▶ _REQUIREMENT_:
The answer must be the full listing, word for word, with no pictures in it.
ENTRIES SUPPLIED: Begin
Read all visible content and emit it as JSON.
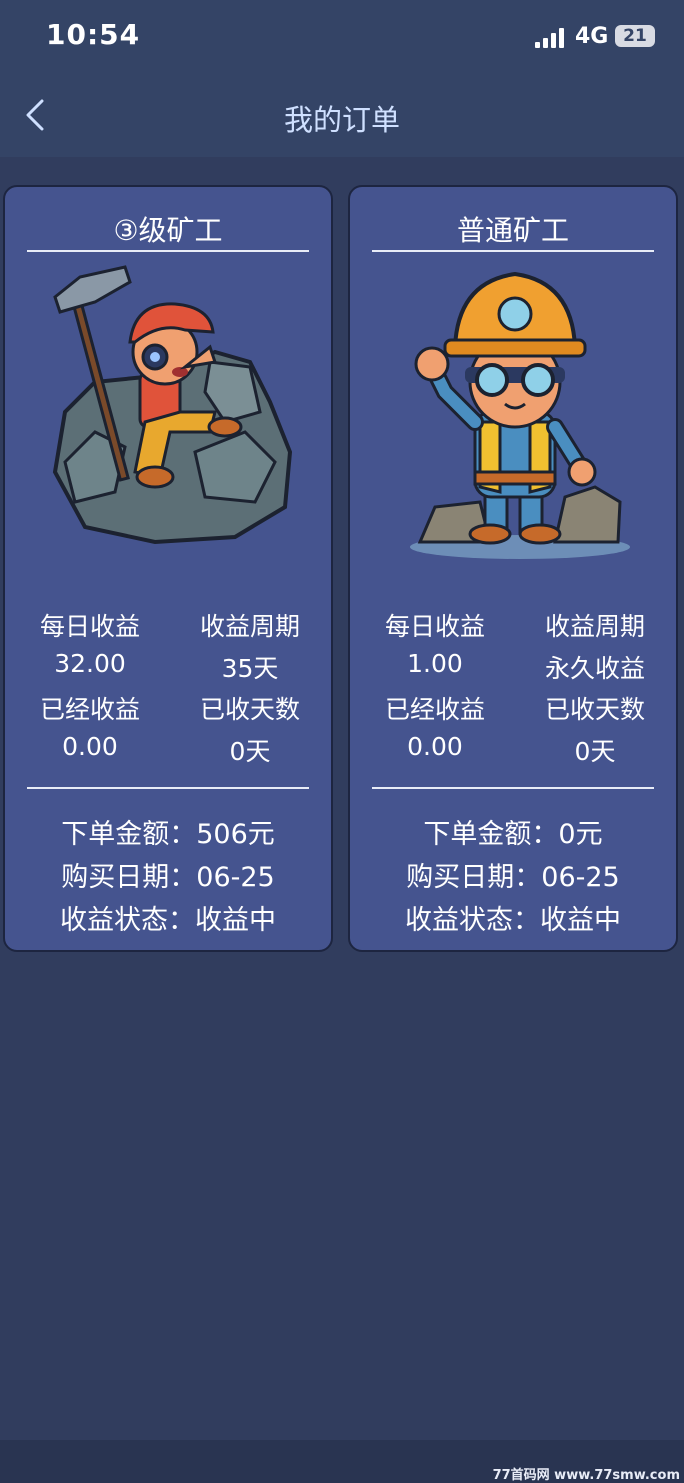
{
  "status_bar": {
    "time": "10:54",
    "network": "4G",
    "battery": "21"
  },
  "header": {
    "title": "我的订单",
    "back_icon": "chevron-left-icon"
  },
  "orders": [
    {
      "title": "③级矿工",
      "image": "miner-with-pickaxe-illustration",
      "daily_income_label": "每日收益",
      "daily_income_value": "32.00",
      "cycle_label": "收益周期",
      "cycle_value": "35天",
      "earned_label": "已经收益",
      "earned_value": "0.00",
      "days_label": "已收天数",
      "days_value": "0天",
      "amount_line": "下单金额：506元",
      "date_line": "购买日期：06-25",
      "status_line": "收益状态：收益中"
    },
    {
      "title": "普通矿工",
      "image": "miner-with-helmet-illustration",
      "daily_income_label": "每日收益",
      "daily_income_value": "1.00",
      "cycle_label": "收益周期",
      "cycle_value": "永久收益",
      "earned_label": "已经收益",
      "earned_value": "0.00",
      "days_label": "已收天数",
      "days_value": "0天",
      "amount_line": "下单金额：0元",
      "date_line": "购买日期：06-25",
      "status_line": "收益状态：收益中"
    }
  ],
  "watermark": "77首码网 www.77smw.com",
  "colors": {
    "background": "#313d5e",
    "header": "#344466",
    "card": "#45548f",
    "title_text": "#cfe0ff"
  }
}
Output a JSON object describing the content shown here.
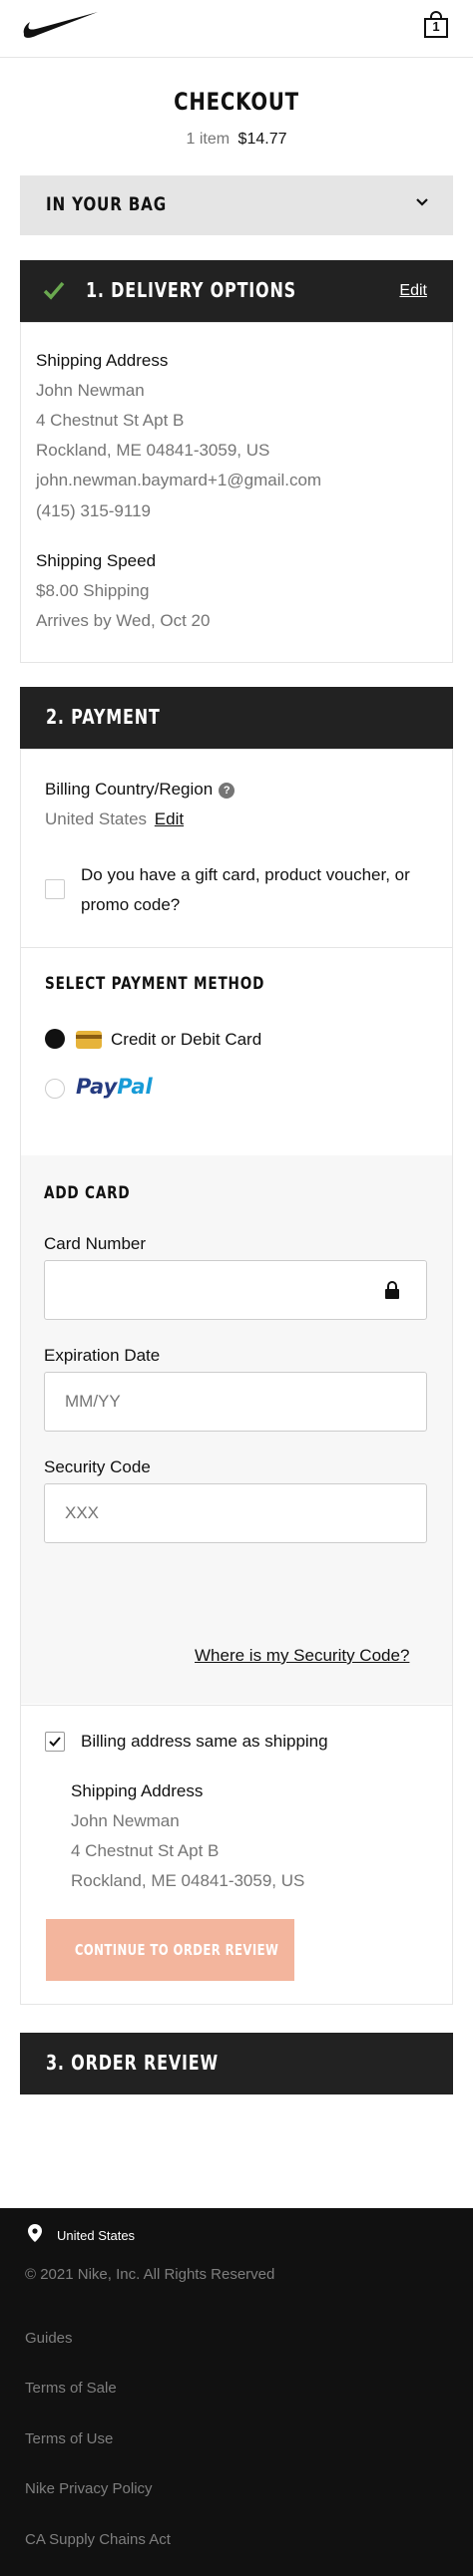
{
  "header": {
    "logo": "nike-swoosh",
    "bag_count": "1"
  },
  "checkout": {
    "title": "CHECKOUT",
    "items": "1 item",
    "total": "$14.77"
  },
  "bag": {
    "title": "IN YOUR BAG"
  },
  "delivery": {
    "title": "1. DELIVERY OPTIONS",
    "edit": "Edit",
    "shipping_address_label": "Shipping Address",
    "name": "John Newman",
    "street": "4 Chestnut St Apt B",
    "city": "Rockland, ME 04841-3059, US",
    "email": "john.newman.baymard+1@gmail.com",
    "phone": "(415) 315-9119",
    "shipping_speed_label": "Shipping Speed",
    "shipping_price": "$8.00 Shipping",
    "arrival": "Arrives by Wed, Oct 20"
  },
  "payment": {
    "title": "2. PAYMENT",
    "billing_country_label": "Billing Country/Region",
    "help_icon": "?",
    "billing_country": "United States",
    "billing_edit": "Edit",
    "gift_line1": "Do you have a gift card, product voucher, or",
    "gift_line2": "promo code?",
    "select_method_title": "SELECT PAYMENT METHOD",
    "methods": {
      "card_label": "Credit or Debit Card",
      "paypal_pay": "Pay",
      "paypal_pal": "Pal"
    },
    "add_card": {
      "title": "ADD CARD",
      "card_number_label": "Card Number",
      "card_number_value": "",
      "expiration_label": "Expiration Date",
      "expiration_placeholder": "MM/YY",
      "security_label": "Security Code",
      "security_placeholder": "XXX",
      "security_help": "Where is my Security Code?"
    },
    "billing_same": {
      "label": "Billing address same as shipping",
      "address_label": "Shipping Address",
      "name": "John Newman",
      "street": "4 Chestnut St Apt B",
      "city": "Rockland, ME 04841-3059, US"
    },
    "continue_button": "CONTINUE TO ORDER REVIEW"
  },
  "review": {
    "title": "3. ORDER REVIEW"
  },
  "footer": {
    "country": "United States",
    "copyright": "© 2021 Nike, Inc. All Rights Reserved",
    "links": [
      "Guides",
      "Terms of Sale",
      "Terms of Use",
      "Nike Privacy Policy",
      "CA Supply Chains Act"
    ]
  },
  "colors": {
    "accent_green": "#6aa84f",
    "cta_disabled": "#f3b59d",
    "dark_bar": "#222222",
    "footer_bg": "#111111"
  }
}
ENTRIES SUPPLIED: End
▶ _ANSWER TO THE EXERCISE_:
Read all visible content and emit it as JSON.
{
  "status_bar": {
    "time": "10:54",
    "network": "4G",
    "battery": "21"
  },
  "header": {
    "title": "我的订单",
    "back_icon": "chevron-left-icon"
  },
  "orders": [
    {
      "title": "③级矿工",
      "image": "miner-with-pickaxe-illustration",
      "daily_income_label": "每日收益",
      "daily_income_value": "32.00",
      "cycle_label": "收益周期",
      "cycle_value": "35天",
      "earned_label": "已经收益",
      "earned_value": "0.00",
      "days_label": "已收天数",
      "days_value": "0天",
      "amount_line": "下单金额：506元",
      "date_line": "购买日期：06-25",
      "status_line": "收益状态：收益中"
    },
    {
      "title": "普通矿工",
      "image": "miner-with-helmet-illustration",
      "daily_income_label": "每日收益",
      "daily_income_value": "1.00",
      "cycle_label": "收益周期",
      "cycle_value": "永久收益",
      "earned_label": "已经收益",
      "earned_value": "0.00",
      "days_label": "已收天数",
      "days_value": "0天",
      "amount_line": "下单金额：0元",
      "date_line": "购买日期：06-25",
      "status_line": "收益状态：收益中"
    }
  ],
  "watermark": "77首码网 www.77smw.com",
  "colors": {
    "background": "#313d5e",
    "header": "#344466",
    "card": "#45548f",
    "title_text": "#cfe0ff"
  }
}
Output a JSON object describing the content shown here.
{
  "header": {
    "logo": "nike-swoosh",
    "bag_count": "1"
  },
  "checkout": {
    "title": "CHECKOUT",
    "items": "1 item",
    "total": "$14.77"
  },
  "bag": {
    "title": "IN YOUR BAG"
  },
  "delivery": {
    "title": "1. DELIVERY OPTIONS",
    "edit": "Edit",
    "shipping_address_label": "Shipping Address",
    "name": "John Newman",
    "street": "4 Chestnut St Apt B",
    "city": "Rockland, ME 04841-3059, US",
    "email": "john.newman.baymard+1@gmail.com",
    "phone": "(415) 315-9119",
    "shipping_speed_label": "Shipping Speed",
    "shipping_price": "$8.00 Shipping",
    "arrival": "Arrives by Wed, Oct 20"
  },
  "payment": {
    "title": "2. PAYMENT",
    "billing_country_label": "Billing Country/Region",
    "help_icon": "?",
    "billing_country": "United States",
    "billing_edit": "Edit",
    "gift_line1": "Do you have a gift card, product voucher, or",
    "gift_line2": "promo code?",
    "select_method_title": "SELECT PAYMENT METHOD",
    "methods": {
      "card_label": "Credit or Debit Card",
      "paypal_pay": "Pay",
      "paypal_pal": "Pal"
    },
    "add_card": {
      "title": "ADD CARD",
      "card_number_label": "Card Number",
      "card_number_value": "",
      "expiration_label": "Expiration Date",
      "expiration_placeholder": "MM/YY",
      "security_label": "Security Code",
      "security_placeholder": "XXX",
      "security_help": "Where is my Security Code?"
    },
    "billing_same": {
      "label": "Billing address same as shipping",
      "address_label": "Shipping Address",
      "name": "John Newman",
      "street": "4 Chestnut St Apt B",
      "city": "Rockland, ME 04841-3059, US"
    },
    "continue_button": "CONTINUE TO ORDER REVIEW"
  },
  "review": {
    "title": "3. ORDER REVIEW"
  },
  "footer": {
    "country": "United States",
    "copyright": "© 2021 Nike, Inc. All Rights Reserved",
    "links": [
      "Guides",
      "Terms of Sale",
      "Terms of Use",
      "Nike Privacy Policy",
      "CA Supply Chains Act"
    ]
  },
  "colors": {
    "accent_green": "#6aa84f",
    "cta_disabled": "#f3b59d",
    "dark_bar": "#222222",
    "footer_bg": "#111111"
  }
}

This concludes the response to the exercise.